The following year, the Fixes, with help from their school-age daughter, Fiona, started driving a pick-up loaded with Pinot Noir vines to their property in the hills. The year 1985 also marked the birth of Allie, Fiona’s little sister. Chardonnay vines were added in 1989, followed by Pinot Meunier in 1996 and 2005.

Early on, the Fixes’ grapes struggled to fully ripe at such a high elevation. This problem was solved during their 20th wedding anniversary trip to Europe. In Champagne, the Fixes discovered winemakers using slightly under-ripe fruit to make some of their best wines. Inspired, the couple returned home to make their first sparkling wine in 1992.

Mike and Merry recently handed over the bulk of the vineyard and winery chores to their daughters, Fiona FixMitchell and Allie Hall, and winemaking husband Marcus Hall. The transition of ownership has been seamless.

Allie Hall, RainSong’s lab scientist and disgorgement specialist, continues her father’s practice of hand-signing and numbering every bottle the winery produces. That’s approximately 9,600 bottles a year, making her beautifully precise penmanship all the more impressive.

Marcus Hall carries on another of his father-in-law’s traditions: making sparkling wines by hand. Every step of the process, from secondary fermentation in the bottle, to riddling, disgorgement, dosage and bottling, occurs at RainSong’s facility.

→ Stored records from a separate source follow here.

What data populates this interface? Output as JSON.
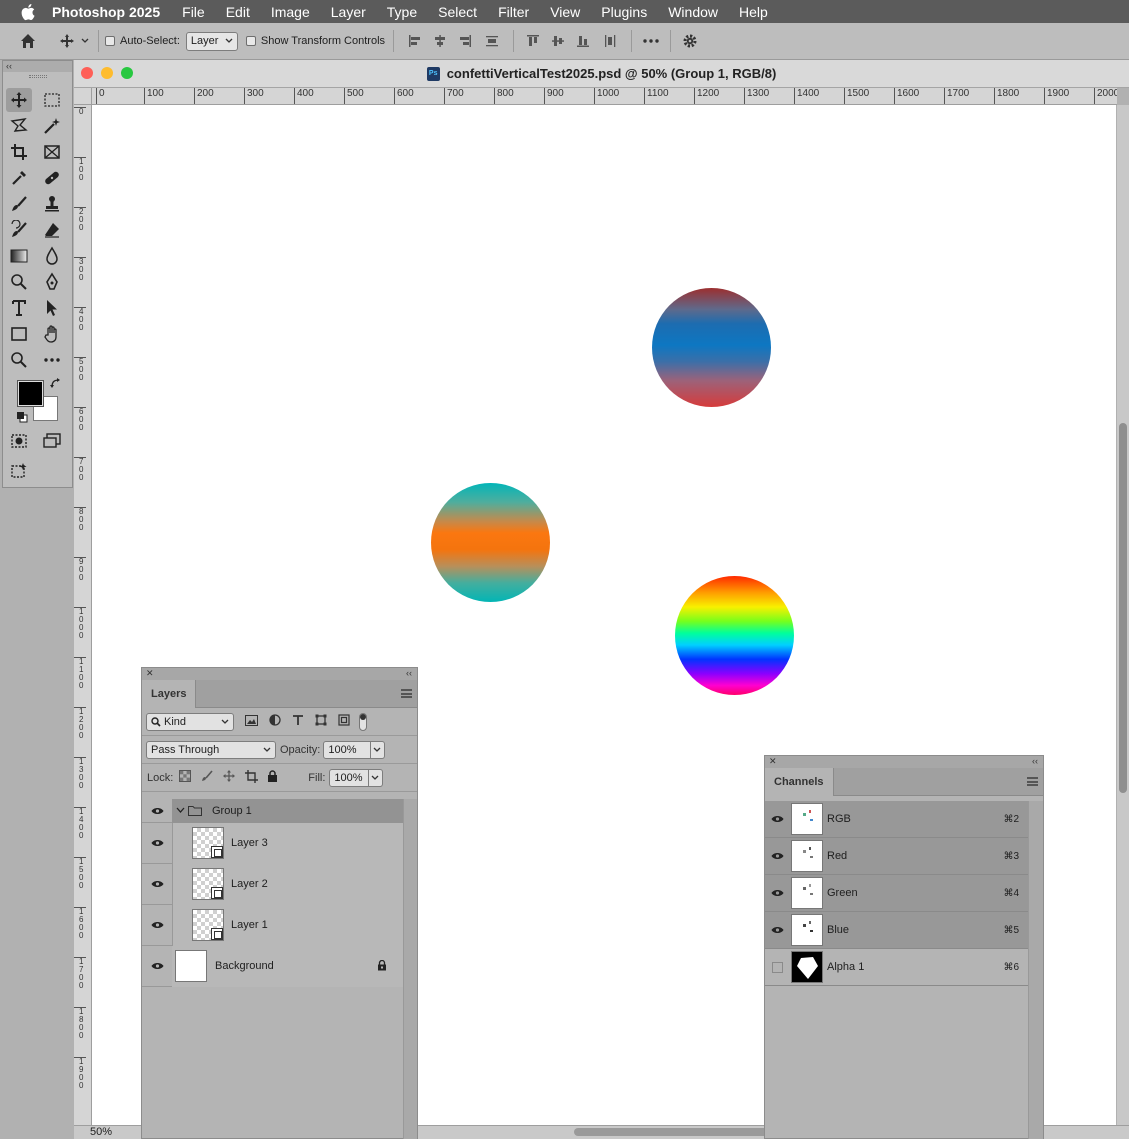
{
  "menubar": {
    "app_name": "Photoshop 2025",
    "items": [
      "File",
      "Edit",
      "Image",
      "Layer",
      "Type",
      "Select",
      "Filter",
      "View",
      "Plugins",
      "Window",
      "Help"
    ]
  },
  "options_bar": {
    "auto_select_label": "Auto-Select:",
    "auto_select_value": "Layer",
    "show_transform_label": "Show Transform Controls"
  },
  "document": {
    "title": "confettiVerticalTest2025.psd @ 50% (Group 1, RGB/8)",
    "zoom": "50%",
    "ruler_h": [
      "0",
      "100",
      "200",
      "300",
      "400",
      "500",
      "600",
      "700",
      "800",
      "900",
      "1000",
      "1100",
      "1200",
      "1300",
      "1400",
      "1500",
      "1600",
      "1700",
      "1800",
      "1900",
      "2000"
    ],
    "ruler_v": [
      "0",
      "100",
      "200",
      "300",
      "400",
      "500",
      "600",
      "700",
      "800",
      "900",
      "1000",
      "1100",
      "1200",
      "1300",
      "1400",
      "1500",
      "1600",
      "1700",
      "1800",
      "1900"
    ]
  },
  "layers_panel": {
    "tab": "Layers",
    "filter_kind": "Kind",
    "blend_mode": "Pass Through",
    "opacity_label": "Opacity:",
    "opacity_value": "100%",
    "lock_label": "Lock:",
    "fill_label": "Fill:",
    "fill_value": "100%",
    "group_name": "Group 1",
    "layers": [
      {
        "name": "Layer 3"
      },
      {
        "name": "Layer 2"
      },
      {
        "name": "Layer 1"
      }
    ],
    "background_name": "Background"
  },
  "channels_panel": {
    "tab": "Channels",
    "channels": [
      {
        "name": "RGB",
        "shortcut": "⌘2",
        "visible": true
      },
      {
        "name": "Red",
        "shortcut": "⌘3",
        "visible": true
      },
      {
        "name": "Green",
        "shortcut": "⌘4",
        "visible": true
      },
      {
        "name": "Blue",
        "shortcut": "⌘5",
        "visible": true
      },
      {
        "name": "Alpha 1",
        "shortcut": "⌘6",
        "visible": false
      }
    ]
  },
  "colors": {
    "foreground": "#000000",
    "background": "#ffffff",
    "close": "#fe5f57",
    "minimize": "#febc2e",
    "zoom": "#28c840"
  }
}
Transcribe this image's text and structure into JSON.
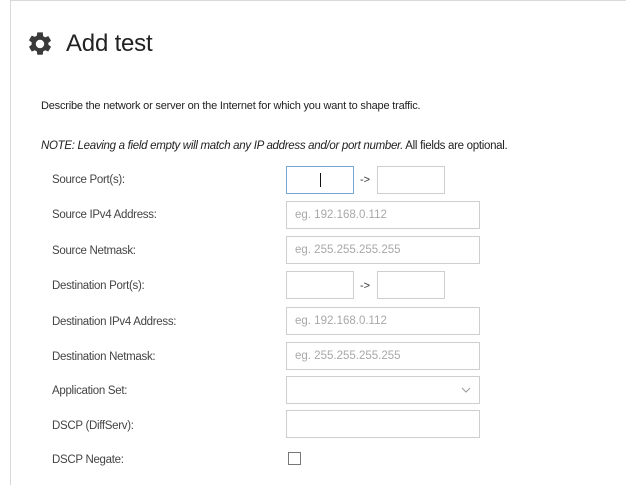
{
  "header": {
    "title": "Add test",
    "icon": "gear-icon"
  },
  "intro": {
    "description": "Describe the network or server on the Internet for which you want to shape traffic.",
    "note_italic": "NOTE: Leaving a field empty will match any IP address and/or port number.",
    "note_rest": " All fields are optional."
  },
  "form": {
    "source_port": {
      "label": "Source Port(s):",
      "from_value": "",
      "to_value": "",
      "arrow": "->"
    },
    "source_ip": {
      "label": "Source IPv4 Address:",
      "placeholder": "eg. 192.168.0.112",
      "value": ""
    },
    "source_netmask": {
      "label": "Source Netmask:",
      "placeholder": "eg. 255.255.255.255",
      "value": ""
    },
    "dest_port": {
      "label": "Destination Port(s):",
      "from_value": "",
      "to_value": "",
      "arrow": "->"
    },
    "dest_ip": {
      "label": "Destination IPv4 Address:",
      "placeholder": "eg. 192.168.0.112",
      "value": ""
    },
    "dest_netmask": {
      "label": "Destination Netmask:",
      "placeholder": "eg. 255.255.255.255",
      "value": ""
    },
    "app_set": {
      "label": "Application Set:",
      "selected": ""
    },
    "dscp": {
      "label": "DSCP (DiffServ):",
      "value": ""
    },
    "dscp_negate": {
      "label": "DSCP Negate:",
      "checked": false
    }
  }
}
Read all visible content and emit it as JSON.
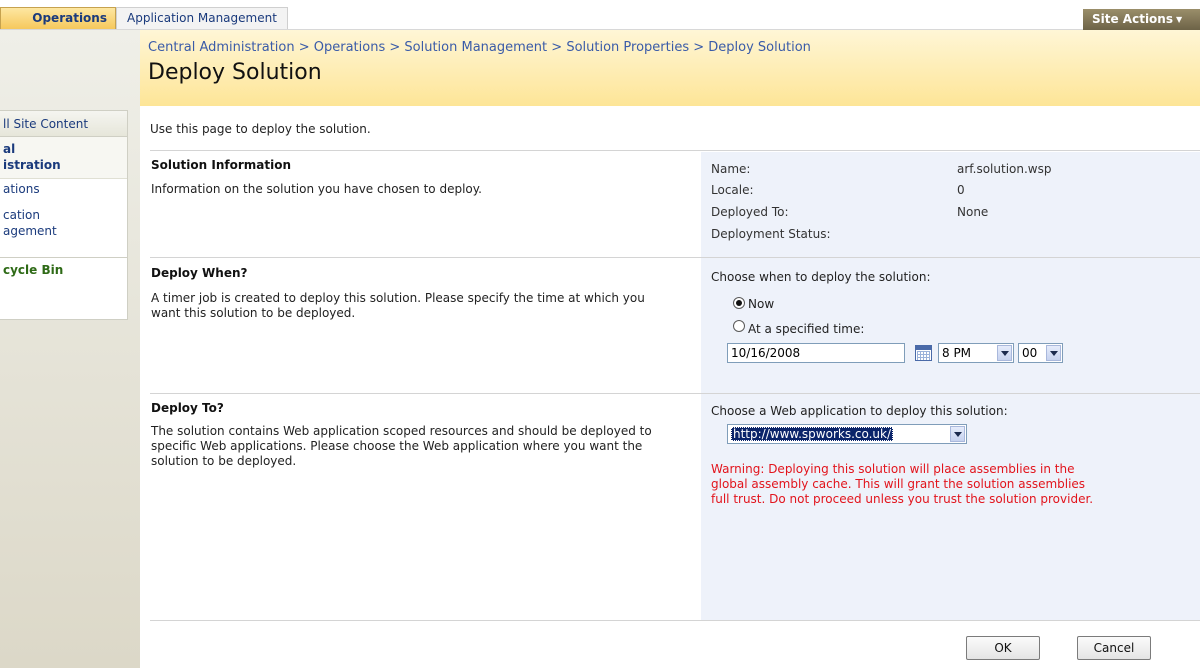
{
  "top_nav": {
    "tabs": [
      {
        "label": "Operations"
      },
      {
        "label": "Application Management"
      }
    ],
    "site_actions": "Site Actions"
  },
  "header": {
    "breadcrumb": [
      "Central Administration",
      "Operations",
      "Solution Management",
      "Solution Properties",
      "Deploy Solution"
    ],
    "separator": " > ",
    "title": "Deploy Solution"
  },
  "left_nav": {
    "all_site_content": "ll Site Content",
    "central_admin": [
      "al",
      "istration"
    ],
    "operations": "ations",
    "app_management": [
      "cation",
      "agement"
    ],
    "recycle_bin": "cycle Bin"
  },
  "main": {
    "intro": "Use this page to deploy the solution.",
    "solution_info": {
      "title": "Solution Information",
      "description": "Information on the solution you have chosen to deploy.",
      "fields": [
        {
          "label": "Name:",
          "value": "arf.solution.wsp"
        },
        {
          "label": "Locale:",
          "value": "0"
        },
        {
          "label": "Deployed To:",
          "value": "None"
        },
        {
          "label": "Deployment Status:",
          "value": ""
        }
      ]
    },
    "deploy_when": {
      "title": "Deploy When?",
      "description": "A timer job is created to deploy this solution. Please specify the time at which you want this solution to be deployed.",
      "prompt": "Choose when to deploy the solution:",
      "option_now": "Now",
      "option_specified": "At a specified time:",
      "selected": "now",
      "date_value": "10/16/2008",
      "hour_value": "8 PM",
      "minute_value": "00"
    },
    "deploy_to": {
      "title": "Deploy To?",
      "description": "The solution contains Web application scoped resources and should be deployed to specific Web applications. Please choose the Web application where you want the solution to be deployed.",
      "prompt": "Choose a Web application to deploy this solution:",
      "web_app_value": "http://www.spworks.co.uk/",
      "warning": "Warning: Deploying this solution will place assemblies in the global assembly cache. This will grant the solution assemblies full trust. Do not proceed unless you trust the solution provider."
    },
    "buttons": {
      "ok": "OK",
      "cancel": "Cancel"
    }
  },
  "colors": {
    "header_gradient_top": "#fff6d6",
    "header_gradient_bottom": "#fde597",
    "link_blue": "#3a5ba8",
    "warning_red": "#e2141c",
    "panel_bg": "#eef2fa"
  }
}
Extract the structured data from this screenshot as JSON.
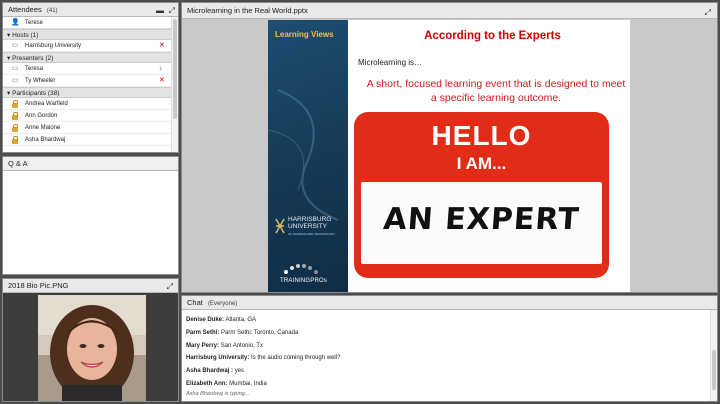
{
  "attendees": {
    "title": "Attendees",
    "count": "(41)",
    "me": "Terese",
    "hosts_label": "Hosts (1)",
    "hosts": [
      "Harrisburg University"
    ],
    "presenters_label": "Presenters (2)",
    "presenters": [
      "Teresa",
      "Ty Wheeler"
    ],
    "participants_label": "Participants (38)",
    "participants": [
      "Andrea Warfield",
      "Ann Gordon",
      "Anne Malone",
      "Asha Bhardwaj"
    ]
  },
  "qa": {
    "title": "Q & A"
  },
  "bio": {
    "title": "2018 Bio Pic.PNG"
  },
  "presentation": {
    "title": "Microlearning in the Real World.pptx",
    "slide": {
      "brand_label": "Learning Views",
      "heading": "According to the Experts",
      "intro": "Microlearning is…",
      "quote": "A short, focused learning event that is designed to meet a specific learning outcome.",
      "tag_hello": "HELLO",
      "tag_iam": "I AM...",
      "tag_name": "AN EXPERT",
      "university_line1": "HARRISBURG",
      "university_line2": "UNIVERSITY",
      "university_sub": "OF SCIENCE AND TECHNOLOGY",
      "partner": "TRAININGPROs"
    }
  },
  "chat": {
    "title": "Chat",
    "scope": "(Everyone)",
    "messages": [
      {
        "name": "Denise Duke:",
        "text": "Atlanta, GA"
      },
      {
        "name": "Parm Sethi:",
        "text": "Parm Sethi: Toronto, Canada"
      },
      {
        "name": "Mary Perry:",
        "text": "San Antonio, Tx"
      },
      {
        "name": "Harrisburg University:",
        "text": "Is the audio coming through well?"
      },
      {
        "name": "Asha Bhardwaj :",
        "text": "yes"
      },
      {
        "name": "Elizabeth Ann:",
        "text": "Mumbai, India"
      }
    ],
    "typing": "Asha Bhardwaj  is typing..."
  },
  "colors": {
    "accent_red": "#cc1a1a",
    "slide_blue": "#163d5b",
    "tag_red": "#e12d18",
    "brand_gold": "#f2c049"
  }
}
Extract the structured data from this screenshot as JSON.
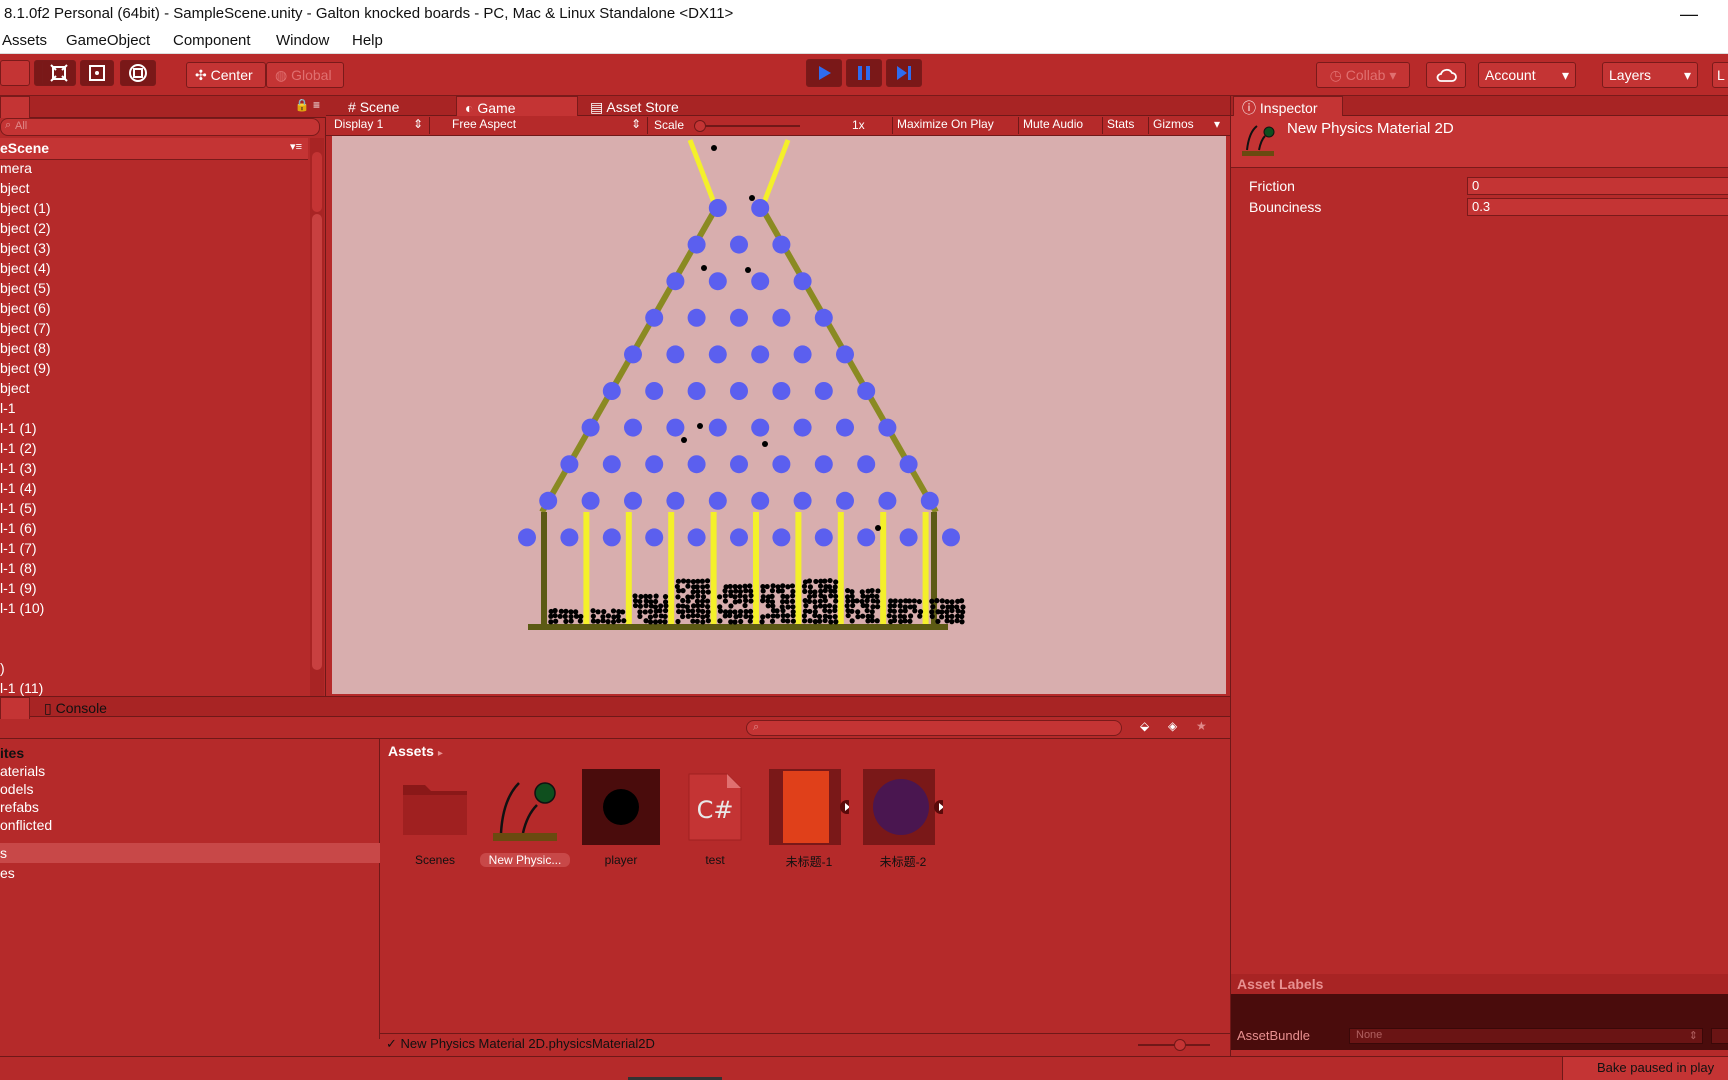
{
  "window": {
    "title": "8.1.0f2 Personal (64bit) - SampleScene.unity - Galton knocked boards - PC, Mac & Linux Standalone <DX11>",
    "minimize_glyph": "—"
  },
  "menu": [
    "Assets",
    "GameObject",
    "Component",
    "Window",
    "Help"
  ],
  "toolbar": {
    "pivot_center": "Center",
    "pivot_global": "Global",
    "collab": "Collab",
    "account": "Account",
    "layers": "Layers",
    "layout_partial": "L"
  },
  "hierarchy": {
    "search_placeholder": "All",
    "scene_name": "eScene",
    "items": [
      "mera",
      "bject",
      "bject (1)",
      "bject (2)",
      "bject (3)",
      "bject (4)",
      "bject (5)",
      "bject (6)",
      "bject (7)",
      "bject (8)",
      "bject (9)",
      "bject",
      "l-1",
      "l-1 (1)",
      "l-1 (2)",
      "l-1 (3)",
      "l-1 (4)",
      "l-1 (5)",
      "l-1 (6)",
      "l-1 (7)",
      "l-1 (8)",
      "l-1 (9)",
      "l-1 (10)",
      "",
      "",
      ")",
      "l-1 (11)"
    ]
  },
  "center_tabs": {
    "scene": "Scene",
    "game": "Game",
    "asset_store": "Asset Store"
  },
  "game_bar": {
    "display": "Display 1",
    "aspect": "Free Aspect",
    "scale_label": "Scale",
    "scale_value": "1x",
    "maximize": "Maximize On Play",
    "mute": "Mute Audio",
    "stats": "Stats",
    "gizmos": "Gizmos"
  },
  "inspector": {
    "tab": "Inspector",
    "object_name": "New Physics Material 2D",
    "fields": [
      {
        "label": "Friction",
        "value": "0"
      },
      {
        "label": "Bounciness",
        "value": "0.3"
      }
    ],
    "asset_labels": "Asset Labels",
    "asset_bundle_label": "AssetBundle",
    "asset_bundle_value": "None"
  },
  "bottom_tabs": {
    "console": "Console"
  },
  "project": {
    "breadcrumb": "Assets",
    "tree": [
      "ites",
      "aterials",
      "odels",
      "refabs",
      "onflicted",
      "s",
      "es"
    ],
    "assets": [
      {
        "name": "Scenes",
        "kind": "folder"
      },
      {
        "name": "New Physic...",
        "kind": "physics"
      },
      {
        "name": "player",
        "kind": "player"
      },
      {
        "name": "test",
        "kind": "script"
      },
      {
        "name": "未标题-1",
        "kind": "sprite-orange"
      },
      {
        "name": "未标题-2",
        "kind": "sprite-purple"
      }
    ],
    "selected_path": "New Physics Material 2D.physicsMaterial2D"
  },
  "status": {
    "message": "Bake paused in play"
  },
  "colors": {
    "peg": "#5b5fef",
    "yellow_bar": "#f4f02a",
    "frame": "#8a8a22",
    "frame_dark": "#5c5a14",
    "game_bg": "#d8aeae",
    "panel_red": "#b52a2a"
  }
}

The winery’s 30-year méthode Champenoise legacy makes RainSong one of the oldest sparkling producers in the Willamette Valley. Bottle No. 31 (of 577) of Sparkling Blanc de Pinot Meunier ($35) remains an example of the fun that decades of “hands-on” experience can create.

The wine’s pale gold hue shimmers like a wedding band in the glass. Small bubbles form a column, then get bored and disperse in random patterns as they approach the wine’s surface.

If you’re looking for loads of fruit, the aromas slap you while whispering, “Guess again, hedonist.” This is a spartan nose with an earthy quality that eases back and forth between daisies and wet straw. Scents of cold steel and frozen grapes, followed by bits of fresh-baked sourdough bread, lemon zest and a distinctly spicy note, blow you a kiss.

Then you pour. For a Meunier maniac like me, the moment is like Langston Hughes asking you to let “silver liquid drops” sing you a lullaby in his poem, “April Rain Song.”

The bubbles of this sparkling Pinot Meunier bump against the upper roof of the mouth like petting zoo inmates looking to get fed. It’s a warm and fuzzy sensation filled with good intentions.

I wrote “grapey” and “cardamom” after my first sip of this non-vintage blend from the 2017 and 2018 vintages. The wall of vinosity crumbles with a few swirls of the glass, allowing small amounts of citrus, Golden Delicious apple peel and honeycomb flavors to slip through the cracks.

This wine isn’t for everyone. This wine is for me.

The Changeup, a monthly column by Michael Alberty, is a baseball pitch designed to disorient and confuse. It’s the perfect representation of the unknown and its mastery over those who think they know what to expect. This column is devoted to those unorthodox Oregon wines you never saw coming.

Web Design and Web Development by Buildable